The second volume, "Dark/Horror" delves into personal demons relayed on skin. Paul Booth, often described as the "Dark Lord of Tattooing," reveals some of the reasons why people get these tattoos as well as how his own demons have driven his art. Other tattoos pay homage to horror in pop culture. Artist Xu Zhicheng of Tianzhilong Tattoo in Beijing says in his interview that he finds inspiration for his large-scale dark work in vampire films, not personal angst. In this chapter, you'll find everything from shrunken heads to Frankensteins to even famous tattoo artists rendered as zombies.
The third and final volume, "Photorealism" encapsulates work that takes photorealistic art and translates it on the body. While the other chapters also feature realism, this chapter concentrates on portraiture, scenery, and even fantastical images rendered in true-to-life tableaux. Two artists renowned in this style, Bob Tyrrell and Andy Engel, talk about how they honed their craft and even offer tips on how others can do so as well.
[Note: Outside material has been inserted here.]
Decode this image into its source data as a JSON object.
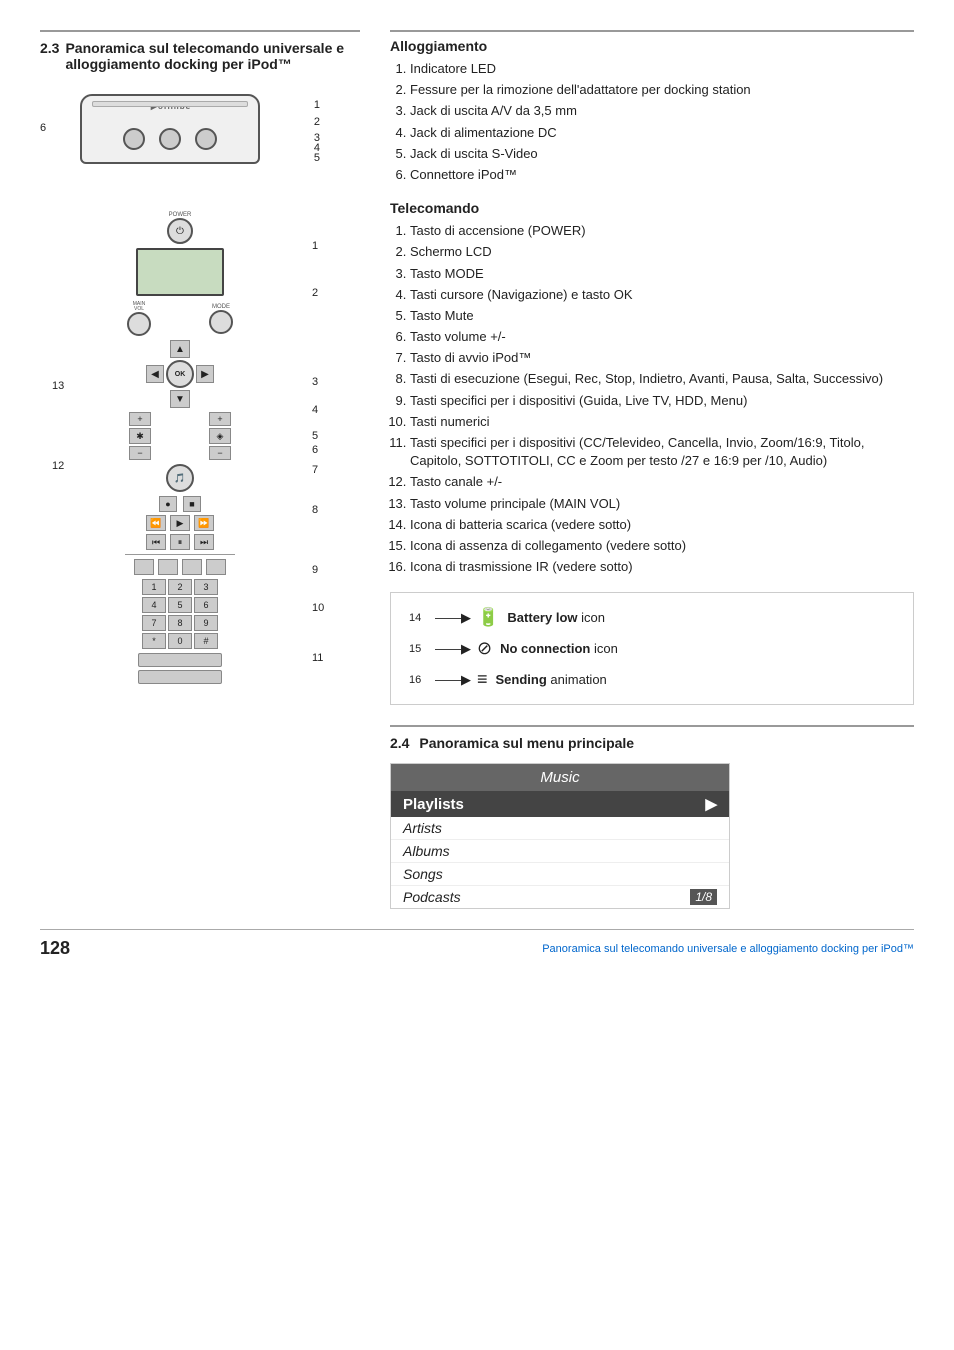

Their interviews are followed by work that has invigorated the tattoo community with the possibilities of mastering a difficult art on a difficult canvas.
All three volumes in this one collection are meant to inspire, showing just how beautiful black & grey tattoo art can be.